**DATA LISTING**
::::::
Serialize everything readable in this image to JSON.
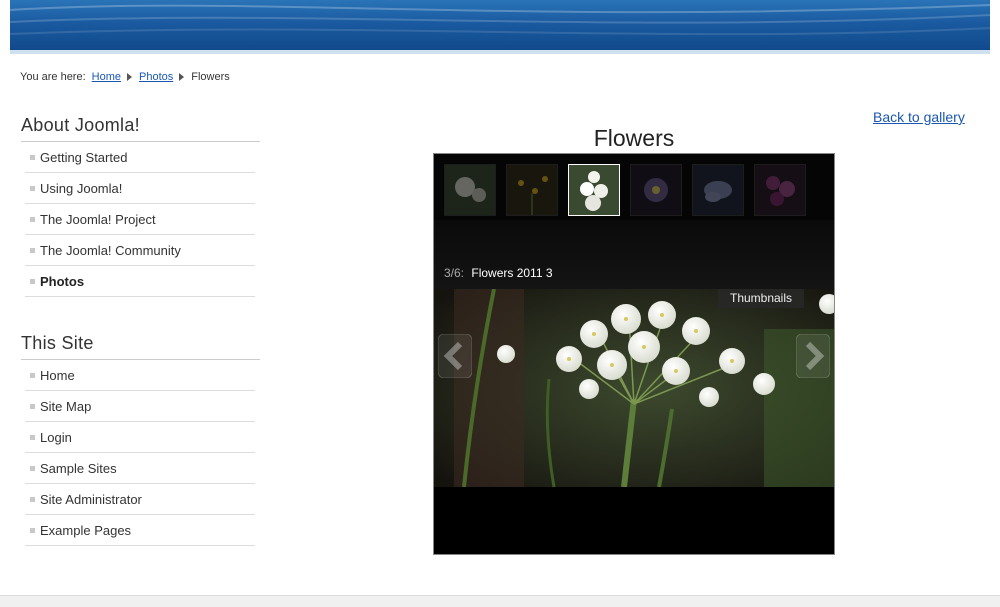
{
  "breadcrumb": {
    "prefix": "You are here:",
    "items": [
      "Home",
      "Photos"
    ],
    "current": "Flowers"
  },
  "modules": [
    {
      "title": "About Joomla!",
      "items": [
        "Getting Started",
        "Using Joomla!",
        "The Joomla! Project",
        "The Joomla! Community",
        "Photos"
      ],
      "active_index": 4
    },
    {
      "title": "This Site",
      "items": [
        "Home",
        "Site Map",
        "Login",
        "Sample Sites",
        "Site Administrator",
        "Example Pages"
      ]
    }
  ],
  "main": {
    "back_link": "Back to gallery",
    "title": "Flowers"
  },
  "gallery": {
    "counter": "3/6:",
    "caption": "Flowers 2011 3",
    "thumbnails_button": "Thumbnails",
    "active_thumbnail": 3,
    "thumbnail_count": 6
  },
  "colors": {
    "link": "#1b57b1",
    "header": "#1a5aa0",
    "gallery_bg": "#000000"
  }
}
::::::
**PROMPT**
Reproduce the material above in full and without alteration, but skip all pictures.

**FINISHED TASK**
Serialize everything readable in this image to JSON.
{
  "breadcrumb": {
    "prefix": "You are here:",
    "items": [
      "Home",
      "Photos"
    ],
    "current": "Flowers"
  },
  "modules": [
    {
      "title": "About Joomla!",
      "items": [
        "Getting Started",
        "Using Joomla!",
        "The Joomla! Project",
        "The Joomla! Community",
        "Photos"
      ],
      "active_index": 4
    },
    {
      "title": "This Site",
      "items": [
        "Home",
        "Site Map",
        "Login",
        "Sample Sites",
        "Site Administrator",
        "Example Pages"
      ]
    }
  ],
  "main": {
    "back_link": "Back to gallery",
    "title": "Flowers"
  },
  "gallery": {
    "counter": "3/6:",
    "caption": "Flowers 2011 3",
    "thumbnails_button": "Thumbnails",
    "active_thumbnail": 3,
    "thumbnail_count": 6
  },
  "colors": {
    "link": "#1b57b1",
    "header": "#1a5aa0",
    "gallery_bg": "#000000"
  }
}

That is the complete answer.